Only a few years ago, well-heeled Dubliners regarded the five-minute trek across the Liffey to Northside as a trip to Siberia. That was before the achingly hip Morrison Hotel opened its doors, in 1999. Today, the reawakening neighborhood is touted as the new Temple Bar, and Halo, the Morrison's see-and-be-seen fusion restaurant, is its hottest attraction. Dark polished wood, mirrored panels, Chinese lanterns, and swaths of brown velvet draped over white chairs make the dining room an exercise in opulent minimalism.
Having had a sublime duck-and-truffle risotto at Halo when it first opened, I returned recently for a frustratingly inconsistent lunch. The risotto, this time with pancetta and butternut squash, was as good as the one I remembered. But someone seemed to have emptied an entire saltshaker into the Thai coconut soup, and not-quite-rare tuna sat on black squid-ink pasta that had all the appeal of a floor mop. The best strategy: Let Dubliners ooh and aah over Sichuan peppered scallops with lemongrass sauce. You can eat better by taking a more traditional route—say, puffy little potato blini with smoked salmon, followed by an honest, delicious roast loin of lamb and a homey apple-bread pudding. Hungry for attitude?Join the preening crowds at Lobo, the hotel's downstairs supper club, dominated by a mahogany visage of Buddha.
Morrison Hotel, Ormond Quay; 353-1/887-2421; dinner for two $85.
A warming sensation comes over you the minute you claim a table at Roly's, a yellow-splashed Ballsbridge lunch mecca pleasantly cluttered with watercolors and prints. In front of you is a basket of swoon-provoking, just-baked breads—brown soda, spinach-and-raisin, tomato. Around you is Dublin's jolliest crowd: well-fed families, vigorous ladies-who-lunch, and corporate honchos looking like affluent sheep farmers, all blue shirtsleeves and not a jacket in sight.

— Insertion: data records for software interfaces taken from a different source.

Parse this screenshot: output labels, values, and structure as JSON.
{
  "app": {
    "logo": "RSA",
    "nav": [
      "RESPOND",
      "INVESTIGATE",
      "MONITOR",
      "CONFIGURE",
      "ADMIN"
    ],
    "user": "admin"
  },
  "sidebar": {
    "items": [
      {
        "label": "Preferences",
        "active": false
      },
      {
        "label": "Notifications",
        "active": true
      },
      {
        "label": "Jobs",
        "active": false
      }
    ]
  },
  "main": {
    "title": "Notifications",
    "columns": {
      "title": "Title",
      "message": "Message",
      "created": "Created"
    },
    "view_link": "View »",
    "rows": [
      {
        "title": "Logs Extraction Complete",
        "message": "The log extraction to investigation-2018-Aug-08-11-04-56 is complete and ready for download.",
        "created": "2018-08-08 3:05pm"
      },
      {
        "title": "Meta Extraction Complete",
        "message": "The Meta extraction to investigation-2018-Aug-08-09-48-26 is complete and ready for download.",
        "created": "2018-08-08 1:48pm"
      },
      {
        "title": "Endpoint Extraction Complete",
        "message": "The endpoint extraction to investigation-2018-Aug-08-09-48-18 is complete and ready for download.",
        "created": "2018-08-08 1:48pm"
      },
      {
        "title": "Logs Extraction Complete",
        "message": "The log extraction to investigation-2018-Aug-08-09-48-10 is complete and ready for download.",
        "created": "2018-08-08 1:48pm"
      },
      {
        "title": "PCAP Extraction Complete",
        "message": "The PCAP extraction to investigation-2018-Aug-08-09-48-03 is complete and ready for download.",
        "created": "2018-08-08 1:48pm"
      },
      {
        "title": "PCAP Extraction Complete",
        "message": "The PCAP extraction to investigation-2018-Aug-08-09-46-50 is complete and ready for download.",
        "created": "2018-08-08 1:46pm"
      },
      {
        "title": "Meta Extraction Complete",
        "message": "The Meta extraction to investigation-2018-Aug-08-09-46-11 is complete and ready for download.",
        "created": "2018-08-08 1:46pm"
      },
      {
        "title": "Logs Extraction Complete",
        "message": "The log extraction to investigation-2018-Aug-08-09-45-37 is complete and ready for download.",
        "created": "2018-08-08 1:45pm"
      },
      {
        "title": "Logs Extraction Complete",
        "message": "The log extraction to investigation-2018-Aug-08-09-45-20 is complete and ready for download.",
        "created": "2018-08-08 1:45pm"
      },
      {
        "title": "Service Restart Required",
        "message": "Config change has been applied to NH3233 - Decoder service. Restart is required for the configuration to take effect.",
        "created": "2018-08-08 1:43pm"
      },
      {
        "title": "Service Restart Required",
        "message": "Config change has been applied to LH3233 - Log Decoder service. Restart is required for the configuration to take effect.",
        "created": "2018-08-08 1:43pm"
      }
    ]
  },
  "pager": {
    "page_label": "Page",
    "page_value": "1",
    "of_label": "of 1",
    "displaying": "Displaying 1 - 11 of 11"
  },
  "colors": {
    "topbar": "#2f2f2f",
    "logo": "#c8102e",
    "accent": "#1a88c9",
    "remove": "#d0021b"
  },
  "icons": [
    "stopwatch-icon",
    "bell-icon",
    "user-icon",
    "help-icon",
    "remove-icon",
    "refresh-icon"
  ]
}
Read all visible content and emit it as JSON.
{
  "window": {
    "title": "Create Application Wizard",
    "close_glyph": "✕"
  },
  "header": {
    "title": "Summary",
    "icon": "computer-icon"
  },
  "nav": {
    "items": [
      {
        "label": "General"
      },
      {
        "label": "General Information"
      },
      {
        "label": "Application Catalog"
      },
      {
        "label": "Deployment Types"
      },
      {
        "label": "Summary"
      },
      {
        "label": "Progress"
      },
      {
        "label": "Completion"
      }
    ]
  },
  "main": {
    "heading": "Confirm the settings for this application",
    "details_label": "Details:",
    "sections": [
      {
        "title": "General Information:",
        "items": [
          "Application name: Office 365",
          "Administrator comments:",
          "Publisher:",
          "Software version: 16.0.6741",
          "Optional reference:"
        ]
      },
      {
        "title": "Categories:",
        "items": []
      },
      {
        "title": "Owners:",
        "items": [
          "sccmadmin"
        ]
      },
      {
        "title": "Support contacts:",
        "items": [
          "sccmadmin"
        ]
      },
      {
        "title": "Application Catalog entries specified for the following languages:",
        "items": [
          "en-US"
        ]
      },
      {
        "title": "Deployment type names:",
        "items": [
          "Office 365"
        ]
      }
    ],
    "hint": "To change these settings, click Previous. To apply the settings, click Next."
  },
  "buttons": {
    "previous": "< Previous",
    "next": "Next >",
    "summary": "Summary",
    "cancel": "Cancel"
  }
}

At your side are charming white-aproned waiters, tempting you with one of Colin O'Daly's unimpeachable cream soups, his high-octane prawn bisque, a plate of addictive gratinéed mussels.
The prix fixe lunch—possibly the world's best bargain at $15—might progress to an ur-Gaelic lamb pie bolstered by Guinness, or a pristine, deftly cooked piece of sole, skate, or turbot, all accompanied by old-fashioned gratin pans filled with cabbage, mash, and perhaps a gingered carrot purée. Halfway through my warm, not-too-sweet apple cake I decided that for lunch, this is the lustiest bistro in Europe, though I'm still trying to figure out why the place loses most of its magic at dinner.
7 Ballsbridge Terrace, Ballsbridge; 353-1/668-2611; lunch for two $30.